Today Jack Kelly departs from the Occupy movements to lecture on energy history and economics, specifically shale gas. Kelly wants to tell us that shale gas is the end to all of Pennsylvania's problems. But I would say that Kelly deliberately glosses over several points that change the economics of his claims.
Before looking at that, I want to look at Solyndra,which Kelly holds up as an example that "renewable energy" firms are not economical, "despite massive subsidies". First of all, Kelly does not mention (as conservatives never mention) the "massive subsidies", on the order of billions a years, that go to oil, coal and other "traditional" energy sectors. But Solyndra was a special case, using a non silicon based solar panel that was supposed to be much more efficient. They then rolled these panels up, which was supposed to held with problems involved with wind blowing through solar installations. However, turning the panels into tubes had a negative effect on that higher efficiency, and apparently the price of silicon dropped. Thus Solyndra became non competitive and eventually went bankrupt. Should the government have lent them money? Well, they might well be called genuinely innovative, but it is not clear their business model was ready for prime time. One thing I can say is that I have not seen one conservative who looked at the complexity of the Solyndra issue.
And I would say for all the words in Kelly's lecture/daitribe, he's not trying to infrom so much as bully/frighten. A brief bit of research did confirm that the EIA thinks solar is currently too expensive (although predictably even simple costs are more complicated than Kelly says), but I will again raise the issue of subsidies (millions for solar versus billions (thousands of millions) for conventional power) plus the fact that conventional energy sources don't pay for the negative health effects that come from burning those fuels. This is not to mention (well, OK, I am mentioning it) climate change. We have come to accept that tobacco eventually had to help the bills for the ill health effects that we knew cigarettes caused. We know that coal, oil and yes, even natural gas cause ill health effects. Have we forgotten the pictures/paintings of Pittsburgh of the past, dark at mid day?
Kelly claims that shale gas also creates jobs. Perhaps, but Pennsylvania is less than a percentage point under the national average in unemployment. In fact, Kelly's own paper raises questions about shale gas employment.
For shale gas, there is also the lingering question of what effect fracking has on groundwater. I realize conservatives/Republicans dismiss the movie "Gasland" as at best mere anecdotes and for them more likely lies and distortions. Well, if it is only 50% true, shale gas would still be a disaster, poisoning untold numbers of Americans.
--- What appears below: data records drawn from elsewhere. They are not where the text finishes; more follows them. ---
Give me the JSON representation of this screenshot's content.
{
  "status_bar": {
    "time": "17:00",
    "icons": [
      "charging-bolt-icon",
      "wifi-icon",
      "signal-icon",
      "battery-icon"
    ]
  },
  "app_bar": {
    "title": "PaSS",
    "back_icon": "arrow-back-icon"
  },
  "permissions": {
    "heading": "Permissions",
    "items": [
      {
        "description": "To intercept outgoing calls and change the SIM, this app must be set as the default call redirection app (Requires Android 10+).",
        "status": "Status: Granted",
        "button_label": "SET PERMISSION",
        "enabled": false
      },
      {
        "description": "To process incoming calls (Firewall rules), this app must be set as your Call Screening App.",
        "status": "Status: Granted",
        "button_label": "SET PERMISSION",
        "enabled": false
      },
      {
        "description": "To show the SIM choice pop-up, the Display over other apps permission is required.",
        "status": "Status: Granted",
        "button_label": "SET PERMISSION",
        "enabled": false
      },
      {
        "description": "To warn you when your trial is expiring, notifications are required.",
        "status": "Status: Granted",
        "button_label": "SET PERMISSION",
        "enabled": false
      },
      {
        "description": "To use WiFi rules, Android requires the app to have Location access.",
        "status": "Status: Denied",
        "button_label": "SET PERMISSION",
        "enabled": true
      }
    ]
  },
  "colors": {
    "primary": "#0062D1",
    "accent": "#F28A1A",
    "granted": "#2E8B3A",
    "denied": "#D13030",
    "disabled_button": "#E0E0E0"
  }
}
I almost hate to say it, but I think there might be enough preliminary evidence that Democrats should take a page from the Republican playbook and say that more study is needed before fracking is allowed to go any farther. I don't know about you, but I want to be able to drink tap water and take showers without risk of catching on fire (or being poisoned).
One thing neither Kelly nor I (till now) touched on is taxing shale gas extraction. I think that at least taxing shale gas is a no-brainer. The taxes could go into a health trust fund, to be used to compensate poisoned Pennsylvanians or if there are none, then to provide additional funds to Medicaid or Pennsylvania Adult Basic.
Finally, I think that solar technology is advancing to make it more efficient and cheaper, although because of our short sighted energy policy a lot of development is taking place overseas. I think that it matters where you place large solar installations, that they could be very useful in places like Arizona, Texas and also in Hawaii (where they have to import energy). I still think that correctly designed and installed small, personal solar installations at the home level all across the nation could be huge, although to be clear that will need a lot of government support since the breakeven number in decades, not just years. I think that combinations of solar installations with vertical axis wind turbines may well be the way to go for both roof top and large scale installations. I notice Kelly didn't mention wind power. Is that because wind has a much lower breakeven number?
Kelly is once again naked shilling for Republicans (I guess particularly Tom Corbet) and ignoring any issues that might dilute or dispute his arguments. Don't we deserve better, a more realistic analysis that actually seriously acknowledges other points of view and analyzes their ideas using objective tools?